In the presence of fog, the condensation that occurs is sometimes considerable. The soil, soaked as after a shower, gives off a beneficial moisture that allows plants and trees to survive despite too much rainfall. In winter, from December to March, the temperature drops some nights to a few degrees just above zero.
The region of Dikhil.
After crossing the Grand Bara in its length, thirty kilometers of paved road still separate the motorist Dikhil. They are carried out very quickly, and then appears this little coquettish town, located on a rocky promontory. In place of its white houses and its main bay of laurel roses, there existed fifty years ago only a group of small huts of nomads.
At present, Dikhil boasts a beautiful palm grove of ancient origin and a swimming pool dating back to the year 35. Its privileged location makes it a very popular crossing point between Ethiopia and Djibouti. Thanks to the tarmac road linking it to the capital, the city of Dikhil has become very prosperous. It has about 30,000 inhabitants and offers visitors small local restaurants.
For the traveler, however, Dikhil is only a stage between Djibouti and one of the most picturesque tourist sites of the territory: the Abbé lake.
The Obock region.
To go to Obock: by ferry (3h30), by dhow (about 4h30) or by plane (25mn).
This former abandoned capital lives essentially small trade and fishing. It has a population of just under 30,000, a few restaurants, a cinema, a tourist center and a diving center. It also possesses perhaps the most beautiful beaches of Djibouti, the most important near Obock sheltering a marine cemetery loaded with history.

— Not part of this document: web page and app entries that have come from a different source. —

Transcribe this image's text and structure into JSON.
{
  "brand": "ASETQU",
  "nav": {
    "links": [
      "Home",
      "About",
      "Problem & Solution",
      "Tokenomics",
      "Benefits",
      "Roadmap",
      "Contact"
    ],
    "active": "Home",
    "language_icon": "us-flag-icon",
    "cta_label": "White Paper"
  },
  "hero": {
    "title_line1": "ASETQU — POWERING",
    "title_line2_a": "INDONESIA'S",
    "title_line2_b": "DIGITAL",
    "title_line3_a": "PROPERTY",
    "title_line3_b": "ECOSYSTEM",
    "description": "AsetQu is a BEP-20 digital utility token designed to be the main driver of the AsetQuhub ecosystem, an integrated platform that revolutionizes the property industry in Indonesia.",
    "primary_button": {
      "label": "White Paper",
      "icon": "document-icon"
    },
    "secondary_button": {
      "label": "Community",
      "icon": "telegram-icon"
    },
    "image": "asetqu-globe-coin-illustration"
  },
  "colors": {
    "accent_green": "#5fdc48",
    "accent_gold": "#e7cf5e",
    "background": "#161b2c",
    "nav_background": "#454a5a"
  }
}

For divers, the Obock drop is the most beautiful in the Gulf.
Hot springs and sulphurous vapor emanations, known in the region for their therapeutic properties, are currently the subject of specialist studies, desirous of rational use. However, located by the sea, they are regularly covered at high tide.
The birthplace of Djibouti’s colonial history, Obock occupies a special place in the spirit and heart of every Djiboutian.
To the north-east of Obock is the Mablas mountain range, still little known, which is capped with the second forest of the country (at 1250 m altitude).
Game is abundant: many cynocephali, ostriches, leopards and panthers among others. The air is fresh and invigorating, and the plant species are the same as Day. Thanks to the presence of a waterfall and several sources flowing at their feet.
The adventurers will find their happiness in the Mablas which offer all the possibilities of climbing, for the beginner as well as for the confirmed climber.